The SAM-e cycle has been closely tied to the liver since 1947 because people with alcoholic cirrhosis of the liver would accumulate large amounts of methionine in their blood. While multiple lines of evidence from laboratory tests on cells and animal models suggest that SAM might be useful to treat various liver diseases, as of 2012 SAM had not been studied in any large randomized placebo-controlled clinical trials that would allow an assessment of its efficacy and safety.
Oral SAM achieves peak plasma concentrations three to five hours after ingestion of an enteric-coated tablet (400–1000 mg). The half-life is about 100 minutes.
Gastrointestinal disorder, dyspepsia and anxiety can occur with SAM consumption. Long-term effects are unknown. SAM is a weak DNA-alkylating agent.
Another reported side effect of SAM is insomnia; therefore, the supplement is often taken in the morning. Other reports of mild side effects include lack of appetite, constipation, nausea, dry mouth, sweating, and anxiety/nervousness, but in placebo-controlled studies, these side effects occur at about the same incidence in the placebo groups.[medical citation needed]
SAM-e has recently been shown to play a role in epigenetic regulation. DNA methylation is a key regulator in epigenetic modification during mammalian cell development and differentiation. In mouse models, excess levels of SAM-e has been implicated in erroneous methylation patterns associated with diabetic neuropathy. SAM-e serves as the methyl donor in cytosine methylation, which is a key epigenetic regulatory process. Because of this impact on epigenetic regulation, SAM-e has been tested as an anti-cancer treatment. Cancer cell proliferation is dependent on having low levels of DNA methylation. In vitro addition has been shown to remethylate promoter sequences and decrease the production of proto-oncogenes.

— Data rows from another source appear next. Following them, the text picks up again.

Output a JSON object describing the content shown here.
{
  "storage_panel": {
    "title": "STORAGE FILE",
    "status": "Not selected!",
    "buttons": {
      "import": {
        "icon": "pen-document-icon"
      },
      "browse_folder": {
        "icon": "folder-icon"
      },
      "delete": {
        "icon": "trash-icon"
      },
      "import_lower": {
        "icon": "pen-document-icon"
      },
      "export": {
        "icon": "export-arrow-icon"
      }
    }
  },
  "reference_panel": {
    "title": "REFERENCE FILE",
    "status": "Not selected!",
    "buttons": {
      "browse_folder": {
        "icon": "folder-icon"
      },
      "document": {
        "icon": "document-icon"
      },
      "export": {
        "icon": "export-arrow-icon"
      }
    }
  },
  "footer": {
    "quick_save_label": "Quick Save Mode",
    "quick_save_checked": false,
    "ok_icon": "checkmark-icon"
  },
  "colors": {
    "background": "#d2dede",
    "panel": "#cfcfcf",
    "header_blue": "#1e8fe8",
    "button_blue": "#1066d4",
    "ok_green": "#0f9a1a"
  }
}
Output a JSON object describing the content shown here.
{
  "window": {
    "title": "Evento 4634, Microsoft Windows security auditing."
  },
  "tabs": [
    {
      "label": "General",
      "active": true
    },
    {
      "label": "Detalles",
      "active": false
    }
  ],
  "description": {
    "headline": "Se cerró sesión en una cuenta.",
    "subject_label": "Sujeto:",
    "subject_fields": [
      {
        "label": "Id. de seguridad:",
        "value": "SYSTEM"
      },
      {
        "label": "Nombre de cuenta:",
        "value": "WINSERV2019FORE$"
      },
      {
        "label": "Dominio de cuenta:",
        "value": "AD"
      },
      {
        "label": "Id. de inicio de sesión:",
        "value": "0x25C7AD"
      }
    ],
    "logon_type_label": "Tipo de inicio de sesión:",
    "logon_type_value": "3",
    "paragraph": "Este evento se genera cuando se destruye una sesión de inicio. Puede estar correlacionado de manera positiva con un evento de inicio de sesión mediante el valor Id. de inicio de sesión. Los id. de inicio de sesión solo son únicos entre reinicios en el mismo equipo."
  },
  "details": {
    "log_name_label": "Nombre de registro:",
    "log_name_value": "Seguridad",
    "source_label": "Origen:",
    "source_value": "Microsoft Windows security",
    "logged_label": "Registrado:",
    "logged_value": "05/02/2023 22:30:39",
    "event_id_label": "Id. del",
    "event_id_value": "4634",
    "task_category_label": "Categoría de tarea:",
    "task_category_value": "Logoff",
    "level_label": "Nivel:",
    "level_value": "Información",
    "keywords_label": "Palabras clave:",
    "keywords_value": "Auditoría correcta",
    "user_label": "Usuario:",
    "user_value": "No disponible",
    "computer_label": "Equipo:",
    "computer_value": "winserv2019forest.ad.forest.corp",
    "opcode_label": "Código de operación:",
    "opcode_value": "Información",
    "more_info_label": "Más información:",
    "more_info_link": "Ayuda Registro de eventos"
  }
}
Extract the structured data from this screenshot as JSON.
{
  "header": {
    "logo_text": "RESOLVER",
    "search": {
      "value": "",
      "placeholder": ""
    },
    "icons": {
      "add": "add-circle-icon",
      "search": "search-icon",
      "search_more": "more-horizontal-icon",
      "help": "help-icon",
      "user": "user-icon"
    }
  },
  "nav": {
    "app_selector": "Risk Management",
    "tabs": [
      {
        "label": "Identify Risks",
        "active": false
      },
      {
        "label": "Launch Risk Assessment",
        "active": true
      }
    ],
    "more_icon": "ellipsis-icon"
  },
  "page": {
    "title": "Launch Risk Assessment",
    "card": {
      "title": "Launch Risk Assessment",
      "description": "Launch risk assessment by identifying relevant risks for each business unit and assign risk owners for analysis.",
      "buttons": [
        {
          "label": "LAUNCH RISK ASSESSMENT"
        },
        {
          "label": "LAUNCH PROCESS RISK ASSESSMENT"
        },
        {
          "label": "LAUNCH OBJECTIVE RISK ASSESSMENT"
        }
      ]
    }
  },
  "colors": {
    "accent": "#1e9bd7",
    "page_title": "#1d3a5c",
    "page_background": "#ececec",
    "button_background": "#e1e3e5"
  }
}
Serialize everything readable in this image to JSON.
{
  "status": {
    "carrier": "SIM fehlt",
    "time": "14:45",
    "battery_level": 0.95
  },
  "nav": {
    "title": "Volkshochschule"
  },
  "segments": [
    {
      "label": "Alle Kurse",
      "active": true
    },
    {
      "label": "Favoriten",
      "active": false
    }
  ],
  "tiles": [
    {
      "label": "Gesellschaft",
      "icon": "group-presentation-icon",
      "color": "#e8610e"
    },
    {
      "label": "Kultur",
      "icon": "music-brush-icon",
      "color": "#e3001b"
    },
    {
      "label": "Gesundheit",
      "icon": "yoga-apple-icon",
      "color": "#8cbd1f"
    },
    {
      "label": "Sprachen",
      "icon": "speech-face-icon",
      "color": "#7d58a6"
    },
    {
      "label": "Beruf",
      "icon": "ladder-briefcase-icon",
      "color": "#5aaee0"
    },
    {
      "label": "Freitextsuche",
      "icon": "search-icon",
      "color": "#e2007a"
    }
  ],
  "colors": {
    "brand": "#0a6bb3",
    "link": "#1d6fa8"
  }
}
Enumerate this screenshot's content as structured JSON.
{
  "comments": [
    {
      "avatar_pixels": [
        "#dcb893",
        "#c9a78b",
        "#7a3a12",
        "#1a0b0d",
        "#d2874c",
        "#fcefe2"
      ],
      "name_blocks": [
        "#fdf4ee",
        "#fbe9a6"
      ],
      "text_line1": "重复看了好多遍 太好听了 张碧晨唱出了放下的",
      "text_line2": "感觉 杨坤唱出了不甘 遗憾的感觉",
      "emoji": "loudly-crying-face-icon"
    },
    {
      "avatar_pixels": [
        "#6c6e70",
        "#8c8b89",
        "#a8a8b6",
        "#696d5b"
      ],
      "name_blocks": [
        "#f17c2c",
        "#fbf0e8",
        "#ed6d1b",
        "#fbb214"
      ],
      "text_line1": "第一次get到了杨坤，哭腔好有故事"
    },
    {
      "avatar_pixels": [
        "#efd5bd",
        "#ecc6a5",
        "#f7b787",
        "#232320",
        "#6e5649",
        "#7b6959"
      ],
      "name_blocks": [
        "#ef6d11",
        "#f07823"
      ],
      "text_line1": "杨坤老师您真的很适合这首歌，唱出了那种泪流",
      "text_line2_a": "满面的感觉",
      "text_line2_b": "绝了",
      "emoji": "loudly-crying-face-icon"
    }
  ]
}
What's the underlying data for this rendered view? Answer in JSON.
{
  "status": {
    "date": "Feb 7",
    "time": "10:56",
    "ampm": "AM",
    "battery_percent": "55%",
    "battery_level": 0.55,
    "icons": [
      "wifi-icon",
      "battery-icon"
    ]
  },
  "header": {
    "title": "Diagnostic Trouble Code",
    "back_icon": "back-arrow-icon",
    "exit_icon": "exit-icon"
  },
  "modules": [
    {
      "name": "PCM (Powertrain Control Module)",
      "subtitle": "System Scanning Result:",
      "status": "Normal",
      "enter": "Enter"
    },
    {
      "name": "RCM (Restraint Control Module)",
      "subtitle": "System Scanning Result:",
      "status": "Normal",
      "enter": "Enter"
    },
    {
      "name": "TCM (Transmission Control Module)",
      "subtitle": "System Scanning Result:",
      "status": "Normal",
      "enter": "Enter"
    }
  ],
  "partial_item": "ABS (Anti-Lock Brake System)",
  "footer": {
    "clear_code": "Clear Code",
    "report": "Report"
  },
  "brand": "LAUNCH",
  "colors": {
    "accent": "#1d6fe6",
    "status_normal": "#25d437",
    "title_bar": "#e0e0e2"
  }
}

Deficiencies in radical SAM-e enzymes have been associated with a variety of diseases including congenital heart disease, amyotrophic lateral sclerosis, and increased viral susceptibility.
Interactions and contraindications
Taking SAM at the same time as some drugs may increase the risk of serotonin syndrome, a potentially dangerous condition caused by having too much serotonin. These drugs include dextromethorphan (Robitussin), meperidine (Demerol), pentazocine (Talwin), and tramadol (Ultram). SAM may also interact with antidepressant medications increasing the potential for their side effects and reduce the effectiveness of levodopa for Parkinson's disease.[medical citation needed]
People who have bipolar disorder should not use SAM because it increases the risk of manic episodes.
Availability in different countries
In the United States and Canada, SAM is sold as a dietary supplement under the marketing name SAM-e (also spelled SAME or SAMe; pronounced "sam ee" or "Sammy"); it was introduced in the US in 1999, after the Dietary Supplement Health and Education Act was passed in 1994.
It was introduced as a prescription drug in Italy in 1979, in Spain in 1985, and in Germany in 1989; as of 2012, it was marketed as a prescription drug in Russia, India, China, Italy, Germany, Vietnam, and Mexico.
SAM-e, SAMe, SAM, S-adenosyl-L-methionine, AdoMet, ademetionine